Guardians Ad Litem (GALs) are appointed to represent the interest of people who are the subject of litigation but are not otherwise represented by an attorney or capable of representing themselves. In most cases, GALs are appointed to represent the best interest of children involved in custody or visitation cases, although there are also situations in which GALs are appointed to represent the best interest of disabled adults in cases concerning their medical treatment or financial affairs.
To launch this pro bono program, Simmons Hanly Conroy hosted a training that was co-sponsored by the Illinois State Bar Association; more than fifty local attorneys attended the training, including twenty-five Simmons Hanly Conroy attorneys. Since then, Simmons Hanly Conroy attorneys have been appointed in more than thirty cases.

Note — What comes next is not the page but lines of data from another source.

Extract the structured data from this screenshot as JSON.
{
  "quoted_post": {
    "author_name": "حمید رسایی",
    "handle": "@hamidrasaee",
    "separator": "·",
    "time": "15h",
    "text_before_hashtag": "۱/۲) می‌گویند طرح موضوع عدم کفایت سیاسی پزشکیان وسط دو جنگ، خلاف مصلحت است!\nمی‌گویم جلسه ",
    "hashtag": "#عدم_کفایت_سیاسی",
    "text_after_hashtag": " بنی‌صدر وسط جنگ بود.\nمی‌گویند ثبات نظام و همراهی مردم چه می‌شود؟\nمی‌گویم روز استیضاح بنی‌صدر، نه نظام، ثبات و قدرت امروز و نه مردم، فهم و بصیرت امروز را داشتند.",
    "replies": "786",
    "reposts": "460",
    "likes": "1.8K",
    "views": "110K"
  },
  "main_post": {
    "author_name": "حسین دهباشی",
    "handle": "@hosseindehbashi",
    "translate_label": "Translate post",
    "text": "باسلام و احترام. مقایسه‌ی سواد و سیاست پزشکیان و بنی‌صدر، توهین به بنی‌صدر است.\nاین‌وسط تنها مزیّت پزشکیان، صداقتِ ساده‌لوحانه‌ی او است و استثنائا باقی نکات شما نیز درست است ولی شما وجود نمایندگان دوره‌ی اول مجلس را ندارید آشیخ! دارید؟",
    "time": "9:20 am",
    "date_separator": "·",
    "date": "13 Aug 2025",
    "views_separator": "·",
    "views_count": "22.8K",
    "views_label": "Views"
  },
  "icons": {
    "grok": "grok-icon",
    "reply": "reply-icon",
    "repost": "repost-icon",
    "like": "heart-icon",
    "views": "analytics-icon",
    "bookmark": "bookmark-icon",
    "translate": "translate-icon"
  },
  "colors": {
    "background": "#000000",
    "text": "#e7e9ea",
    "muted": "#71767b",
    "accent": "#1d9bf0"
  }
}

Many of these appointments are done pursuant to Supreme Court rule. For example, I was recently appointed GAL for an elderly woman who was the subject of a guardianship action. She suffered from Alzheimer’s and had been in a long-term care facility for many years. Her son had been handling her affairs throughout that time. Unfortunately, her son passed away unexpectedly. She had an adult daughter who was willing and able to step into the son’s shoes and act as guardian for the mother, but she had not been able to complete the necessary legal paperwork because she did not have the money to hire an attorney.
In addition to hiring an attorney, Supreme Court rule requires that a GAL be appointed in every case where someone is seeking guardianship of a disabled adult, so the family would have to pay GAL fees in a normal situation. This family was simply not in a financial position to do that. A family friend who is an attorney volunteered to prepare the necessary paperwork, and the Court appointed Simmons Hanly Conroy to act as GAL free of charge.
I met with the disabled adult, who is a lovely woman. She is very well-adjusted to her current care situation, but very obviously not in touch with reality. Her nursing staff told me that her daughter who had applied for guardianship visited her mother regularly. It was easy for me to make a recommendation to the Court that the daughter be appointed guardian.
With very little effort on my part, we were able to make this family’s life so much easier. Attorneys are in a unique situation to provide these kinds of services to people in the community—we should all try to do it more often.